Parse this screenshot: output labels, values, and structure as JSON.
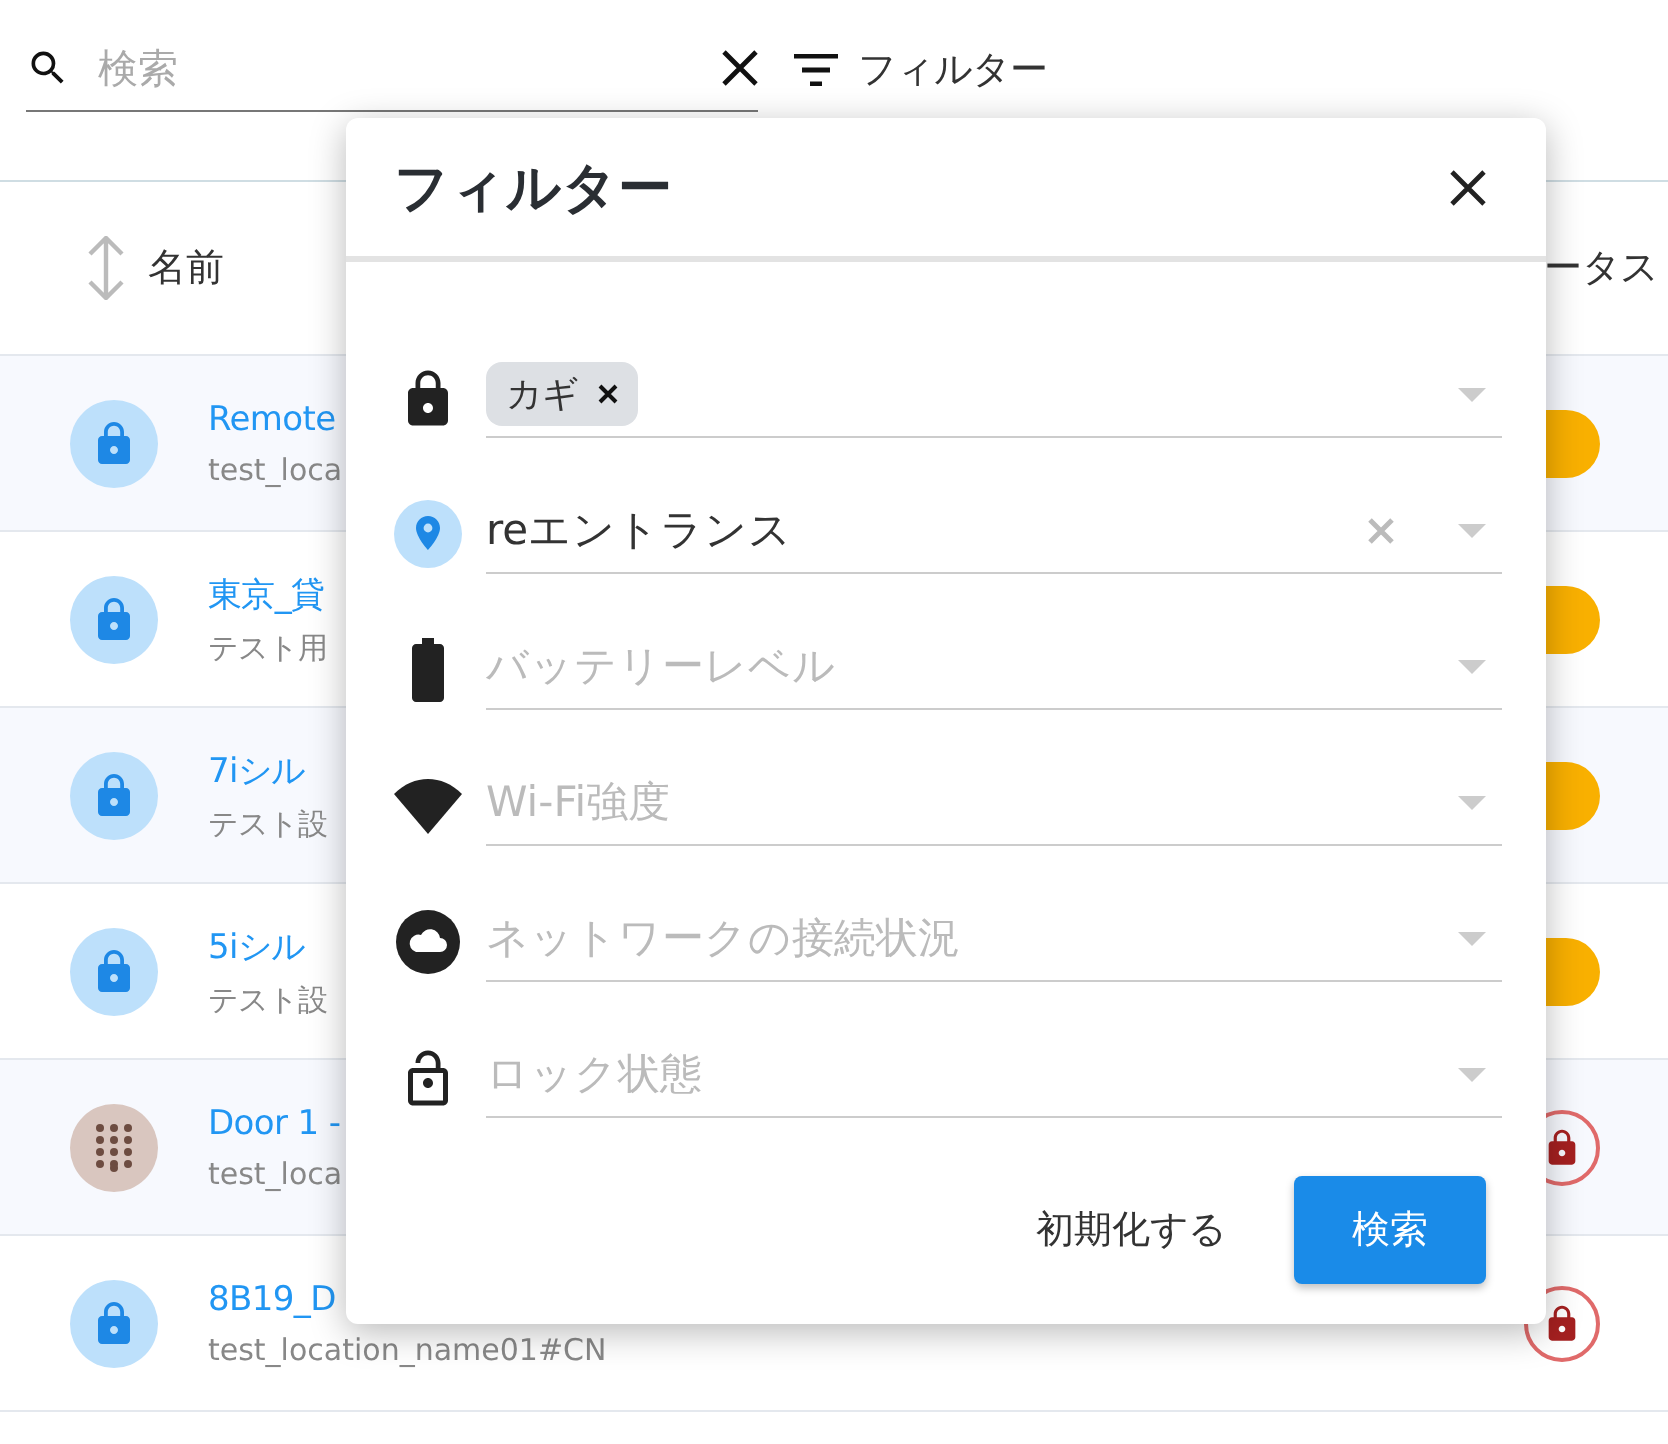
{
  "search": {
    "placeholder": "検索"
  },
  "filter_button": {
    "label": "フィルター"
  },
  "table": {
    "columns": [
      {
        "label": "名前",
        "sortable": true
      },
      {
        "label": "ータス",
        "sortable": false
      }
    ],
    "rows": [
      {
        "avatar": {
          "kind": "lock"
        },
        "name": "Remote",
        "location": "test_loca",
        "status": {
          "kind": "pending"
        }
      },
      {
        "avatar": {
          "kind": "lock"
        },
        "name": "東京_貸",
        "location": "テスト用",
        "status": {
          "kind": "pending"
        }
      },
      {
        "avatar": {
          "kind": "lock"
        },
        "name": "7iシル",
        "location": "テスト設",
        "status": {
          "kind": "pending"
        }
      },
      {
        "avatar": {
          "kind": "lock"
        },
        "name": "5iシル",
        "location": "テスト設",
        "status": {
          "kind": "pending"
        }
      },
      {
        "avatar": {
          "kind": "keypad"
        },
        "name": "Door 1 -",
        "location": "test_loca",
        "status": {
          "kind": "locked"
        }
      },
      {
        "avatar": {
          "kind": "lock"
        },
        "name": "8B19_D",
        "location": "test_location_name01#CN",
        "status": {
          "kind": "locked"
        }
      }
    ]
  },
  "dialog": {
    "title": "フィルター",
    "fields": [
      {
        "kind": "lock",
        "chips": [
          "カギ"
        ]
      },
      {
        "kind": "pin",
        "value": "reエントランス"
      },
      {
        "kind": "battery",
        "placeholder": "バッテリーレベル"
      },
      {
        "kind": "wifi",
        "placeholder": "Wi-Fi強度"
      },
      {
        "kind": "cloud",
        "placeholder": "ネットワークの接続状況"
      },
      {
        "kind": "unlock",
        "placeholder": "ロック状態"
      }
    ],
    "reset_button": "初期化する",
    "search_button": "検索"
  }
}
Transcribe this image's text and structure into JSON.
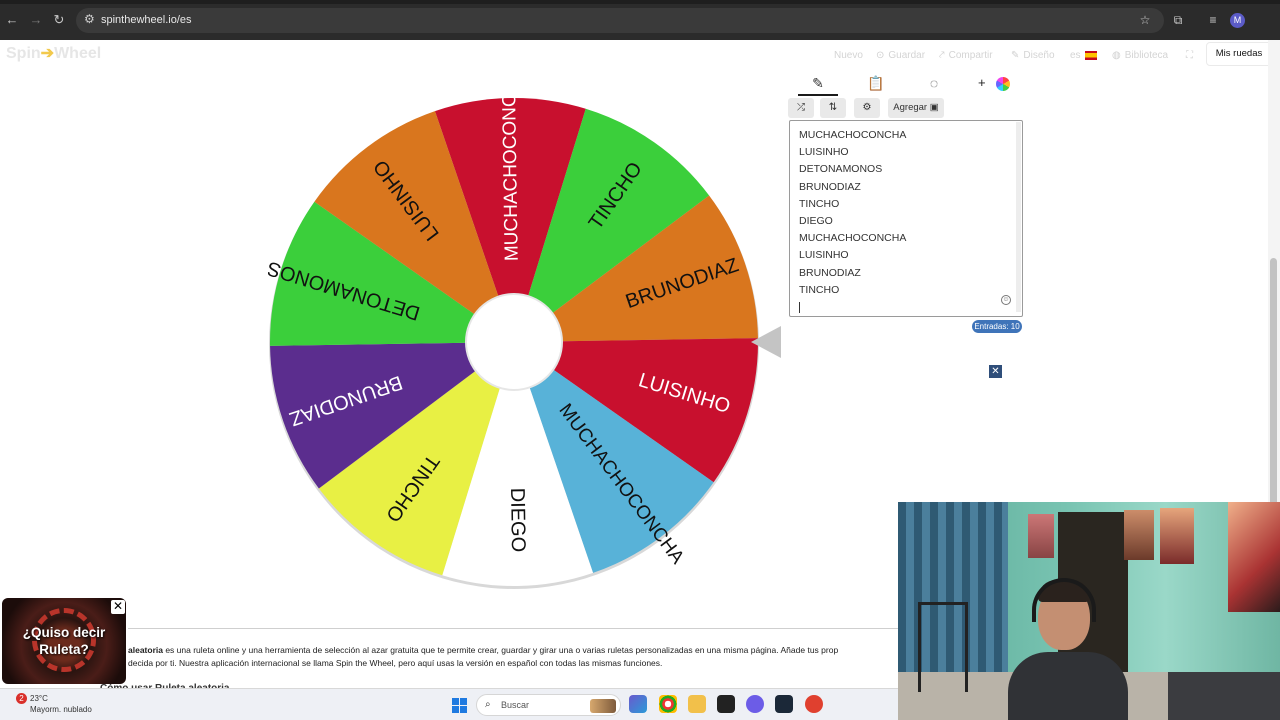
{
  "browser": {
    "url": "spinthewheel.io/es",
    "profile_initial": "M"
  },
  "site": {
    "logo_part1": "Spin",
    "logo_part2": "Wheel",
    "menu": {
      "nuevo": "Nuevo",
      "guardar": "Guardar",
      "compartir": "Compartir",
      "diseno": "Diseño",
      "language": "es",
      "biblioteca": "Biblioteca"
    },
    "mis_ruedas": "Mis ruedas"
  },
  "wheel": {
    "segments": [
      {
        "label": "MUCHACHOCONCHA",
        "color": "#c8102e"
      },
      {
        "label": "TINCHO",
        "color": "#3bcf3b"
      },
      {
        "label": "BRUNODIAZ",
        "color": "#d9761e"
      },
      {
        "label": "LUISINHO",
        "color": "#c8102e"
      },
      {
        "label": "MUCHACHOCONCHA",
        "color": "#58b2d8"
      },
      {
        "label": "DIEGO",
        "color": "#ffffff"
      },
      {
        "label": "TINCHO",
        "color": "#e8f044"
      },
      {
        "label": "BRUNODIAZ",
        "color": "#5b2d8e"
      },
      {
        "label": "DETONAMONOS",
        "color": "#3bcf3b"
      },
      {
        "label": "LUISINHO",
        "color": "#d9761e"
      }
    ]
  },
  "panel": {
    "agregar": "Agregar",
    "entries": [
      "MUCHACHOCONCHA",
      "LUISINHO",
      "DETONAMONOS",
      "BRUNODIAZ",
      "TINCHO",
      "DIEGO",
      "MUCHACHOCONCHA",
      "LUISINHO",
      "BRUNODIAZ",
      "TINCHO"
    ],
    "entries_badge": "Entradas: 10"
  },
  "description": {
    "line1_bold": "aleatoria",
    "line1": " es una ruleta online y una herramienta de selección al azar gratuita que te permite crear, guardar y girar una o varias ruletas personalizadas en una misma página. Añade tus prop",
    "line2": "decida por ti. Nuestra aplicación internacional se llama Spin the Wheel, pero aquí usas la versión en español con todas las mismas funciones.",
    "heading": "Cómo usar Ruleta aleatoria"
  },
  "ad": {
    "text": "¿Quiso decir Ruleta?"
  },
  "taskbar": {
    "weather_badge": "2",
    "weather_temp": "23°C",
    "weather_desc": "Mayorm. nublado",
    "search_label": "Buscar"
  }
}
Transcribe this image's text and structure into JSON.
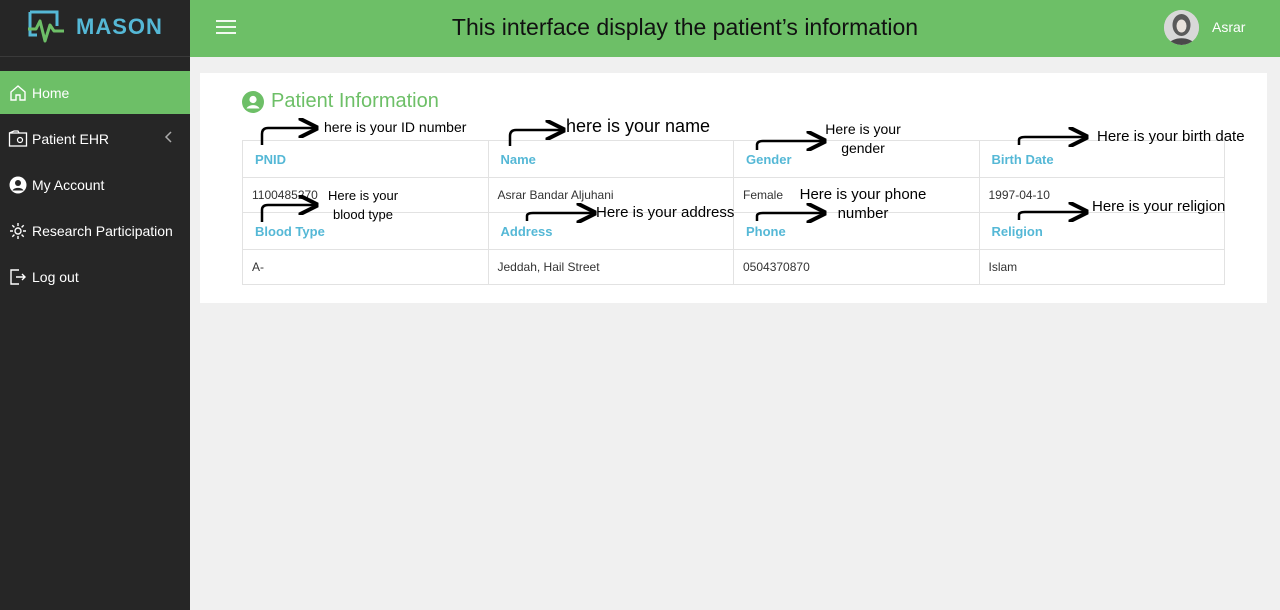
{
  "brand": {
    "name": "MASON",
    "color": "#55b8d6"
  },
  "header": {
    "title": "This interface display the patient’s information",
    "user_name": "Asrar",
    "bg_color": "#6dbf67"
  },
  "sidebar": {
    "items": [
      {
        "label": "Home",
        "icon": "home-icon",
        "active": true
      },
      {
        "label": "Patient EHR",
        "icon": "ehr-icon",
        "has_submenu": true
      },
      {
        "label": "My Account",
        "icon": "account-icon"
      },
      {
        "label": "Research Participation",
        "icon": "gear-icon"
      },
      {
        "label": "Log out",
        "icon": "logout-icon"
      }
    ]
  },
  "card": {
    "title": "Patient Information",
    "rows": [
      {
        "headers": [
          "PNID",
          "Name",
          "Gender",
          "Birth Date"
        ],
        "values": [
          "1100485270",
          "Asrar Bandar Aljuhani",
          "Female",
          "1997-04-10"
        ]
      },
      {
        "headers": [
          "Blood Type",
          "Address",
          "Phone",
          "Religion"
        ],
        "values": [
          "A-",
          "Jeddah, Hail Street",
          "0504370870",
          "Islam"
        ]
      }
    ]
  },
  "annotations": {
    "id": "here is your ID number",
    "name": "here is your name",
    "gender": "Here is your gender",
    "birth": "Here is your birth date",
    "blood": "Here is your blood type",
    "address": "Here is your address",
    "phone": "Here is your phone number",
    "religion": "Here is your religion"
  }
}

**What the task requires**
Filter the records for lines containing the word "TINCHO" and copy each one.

**Completed task**
        "label": "TINCHO",
        "label": "TINCHO",
      "TINCHO",
      "TINCHO"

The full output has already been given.